Instructions for the task - Give the total number of lines in the data below that include "title", and nothing else.
════
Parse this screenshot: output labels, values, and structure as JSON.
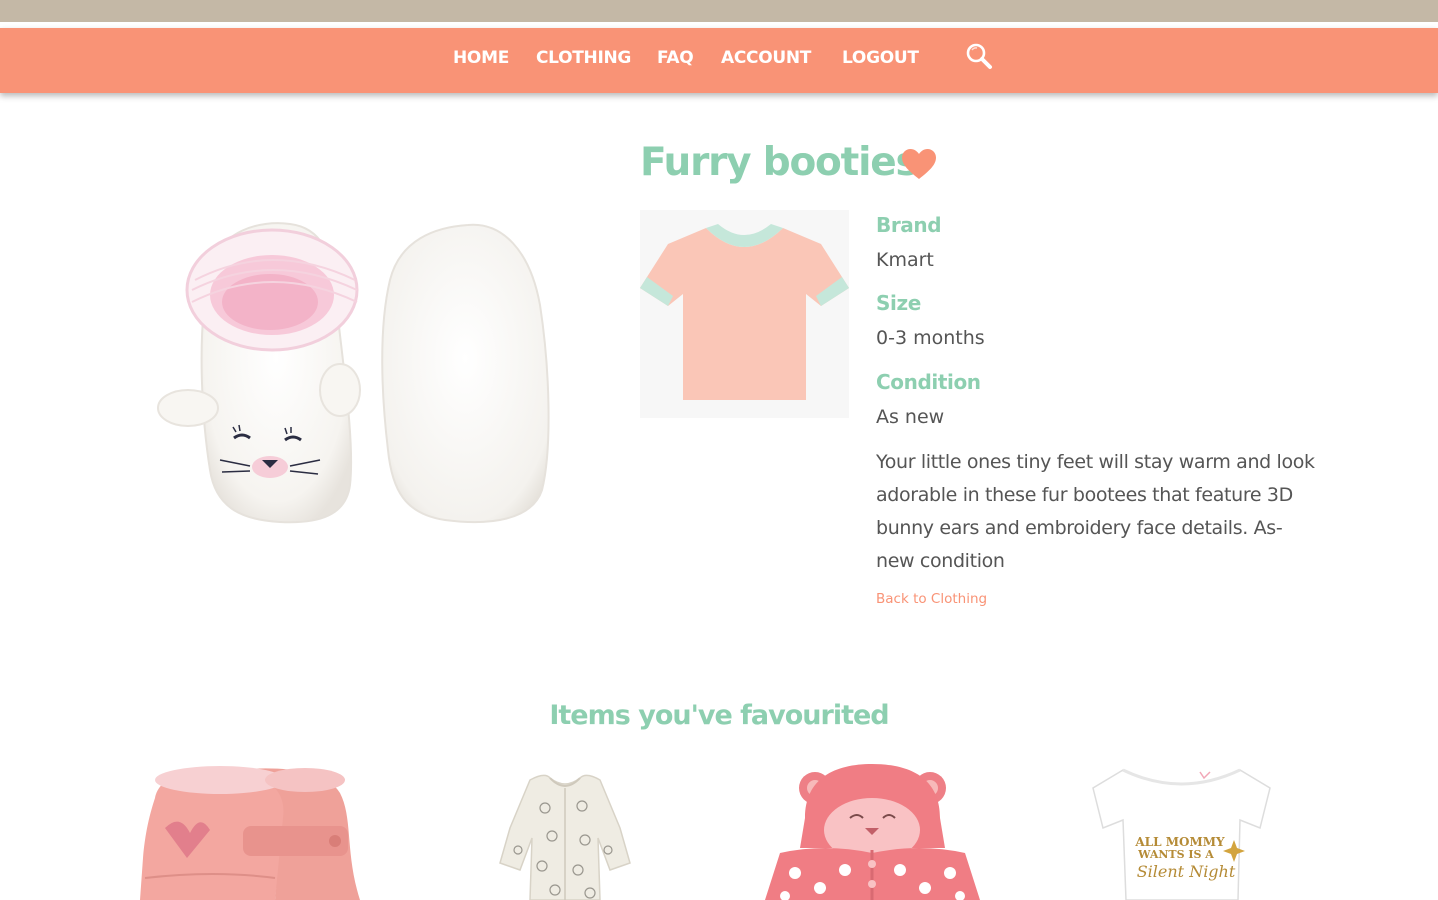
{
  "nav": {
    "items": [
      {
        "label": "HOME"
      },
      {
        "label": "CLOTHING"
      },
      {
        "label": "FAQ"
      },
      {
        "label": "ACCOUNT"
      },
      {
        "label": "LOGOUT"
      }
    ],
    "search_icon": "search-icon"
  },
  "colors": {
    "nav_bg": "#f99376",
    "top_strip": "#c4b8a6",
    "accent_green": "#8dcfb0",
    "accent_coral": "#f99376",
    "text": "#555555"
  },
  "product": {
    "title": "Furry booties",
    "favourite_icon": "heart-icon",
    "thumbnail_icon": "tshirt-icon",
    "brand_label": "Brand",
    "brand_value": "Kmart",
    "size_label": "Size",
    "size_value": "0-3 months",
    "condition_label": "Condition",
    "condition_value": "As new",
    "description": "Your little ones tiny feet will stay warm and look adorable in these fur bootees that feature 3D bunny ears and embroidery face details. As-new condition",
    "back_link": "Back to Clothing"
  },
  "favourites": {
    "title": "Items you've favourited",
    "items": [
      {
        "name": "pink-boots-image"
      },
      {
        "name": "printed-romper-image"
      },
      {
        "name": "pink-hooded-jacket-image"
      },
      {
        "name": "white-onesie-image",
        "print_lines": [
          "ALL MOMMY",
          "WANTS IS A",
          "Silent Night"
        ]
      }
    ]
  }
}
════
Completed task - 2